Here, you will find more treasure trove of narratives inspired by the foreign lands or seas where I once was. They document my musings, the certain feelings that developed during that particular time of travel or the sort of misadventures that I got into. I’m not that sort who tells you where to go or give you a list of reasons why you should visit Indonesia or Iceland. I suspect you already know all that. You’re here because you need someone to tell you that, it isn’t really so difficult to travel after all. You’re here because you have big dreams and so many plans. You’re here because if I can do it, so can you!
Living it up, as a cruise ship crew (Catalina Island, Dominican Republic)
The Tiny Wanderer is best read when you have a cup of tea by your side and all the time in the world to dream.
I also hope to connect with like-minded travellers, and with those who aspire to be one: especially those who haven’t dared to take the leap for fear of lack of savings, the wild unknown or lack of a golden passport.
To all those who found it possible to wander, despite the obstacles and personal circumstances, I’d say, travel on and keeping walking along the open road.
Where are you now and what are you doing?
Since June 2013, I’d traded freedom for a pay cheque. I now pull daily cubicle shifts as a Senior Copywriter at an advertising agency in Singapore.
(latest update) I’m now freezing my ass off in Hermsdorf, Germany. I’ve now traded back the pay cheque for freedom and have all the time in the world, to write, to muse and to ponder.
I’m now learning German full-time and a freelance writer(or at least trying to be one).
I’m by default shy though talkative when prompted
What’s with the bits and pieces of Italian?
For the past five years, I’d finance my wanderlust by working as a crew trainer onboard several Italian cruise ships. Having to survive daily onboard where Italian is generally used as the common language (depending on the route of the cruise ship), I was forced to pick up Italian and gestures quickly so that I could communicate easily with the crew. Naturally, making new friends over a glass of wine became easier and I was no longer perceived as unapproachable. Till now, Italian phrases are still at the tip of my tongue and occasionally they roll out faster while my brain struggles to find its English equivalent. I now speak English, Italian, Mandarin, Cantonese, Malay and un peu Français. I’ve also signed up to learn German. I’m picking up as many languages as I can because I hate sobbing into my drink while everyone around me is having a good time, speaking a language that I don’t understand. So far, avoiding isolation is a strong motivation.

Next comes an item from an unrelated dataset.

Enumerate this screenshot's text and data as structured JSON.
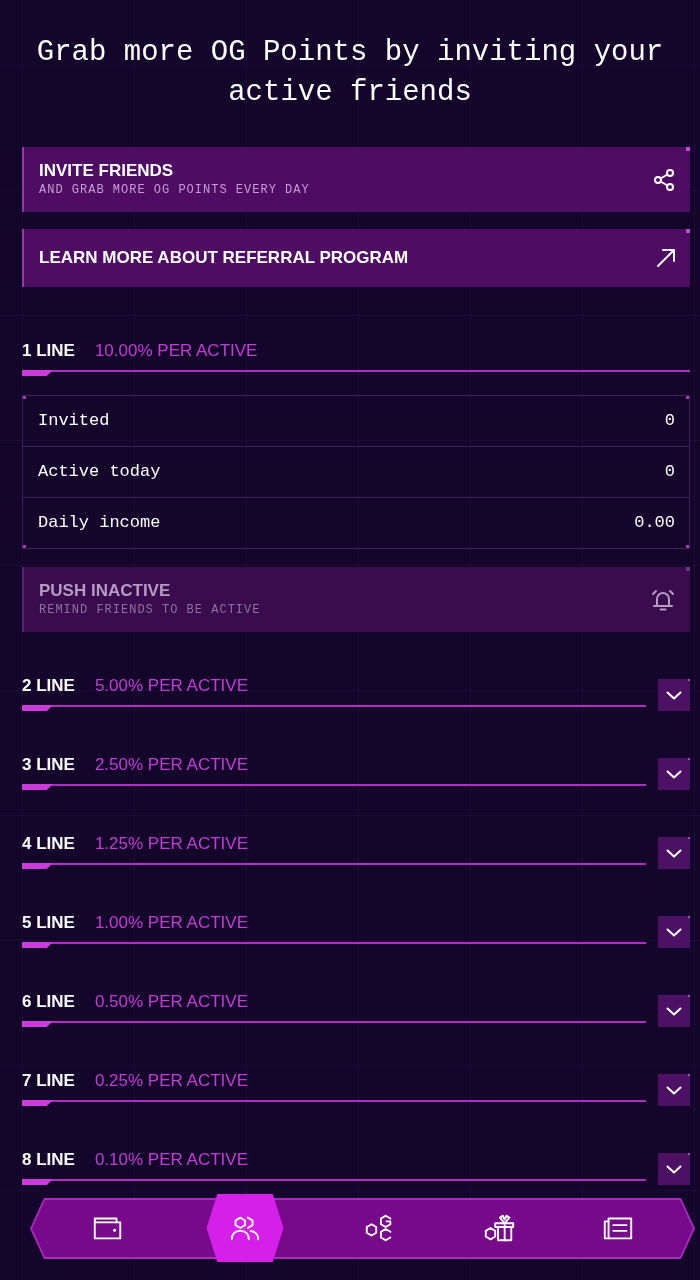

Fine print: I used to blog at Where Is Ying Now? (but it was appalling so I’ve taken it down) and am hoping to put together my cruise ship adventures into a novel. Meanwhile, for fresh, up-to-date goodies, please subscribe to this blog and stay with me on this joy ride.